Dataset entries
════════════════════

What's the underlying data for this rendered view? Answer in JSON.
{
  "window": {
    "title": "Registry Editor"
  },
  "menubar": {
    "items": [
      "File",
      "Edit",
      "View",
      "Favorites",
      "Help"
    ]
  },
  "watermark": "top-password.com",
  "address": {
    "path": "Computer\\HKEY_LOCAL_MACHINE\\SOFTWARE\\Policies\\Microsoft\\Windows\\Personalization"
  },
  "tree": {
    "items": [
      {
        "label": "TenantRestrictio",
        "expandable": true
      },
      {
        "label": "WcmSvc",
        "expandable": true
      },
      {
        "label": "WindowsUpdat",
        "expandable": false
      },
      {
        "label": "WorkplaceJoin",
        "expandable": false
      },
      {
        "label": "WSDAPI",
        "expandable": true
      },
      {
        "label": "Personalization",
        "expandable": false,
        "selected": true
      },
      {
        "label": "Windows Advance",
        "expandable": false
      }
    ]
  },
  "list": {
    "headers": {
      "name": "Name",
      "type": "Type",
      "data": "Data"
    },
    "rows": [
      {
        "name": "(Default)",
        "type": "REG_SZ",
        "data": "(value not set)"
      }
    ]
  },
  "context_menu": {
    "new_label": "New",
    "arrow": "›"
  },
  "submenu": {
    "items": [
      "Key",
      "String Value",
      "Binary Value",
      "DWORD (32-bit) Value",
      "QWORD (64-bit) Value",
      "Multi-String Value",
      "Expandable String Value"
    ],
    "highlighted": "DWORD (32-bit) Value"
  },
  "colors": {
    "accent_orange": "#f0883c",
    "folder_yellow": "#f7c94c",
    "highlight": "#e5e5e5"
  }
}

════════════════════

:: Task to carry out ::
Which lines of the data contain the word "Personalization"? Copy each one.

:: Response ::
    "path": "Computer\\HKEY_LOCAL_MACHINE\\SOFTWARE\\Policies\\Microsoft\\Windows\\Personalization"
        "label": "Personalization",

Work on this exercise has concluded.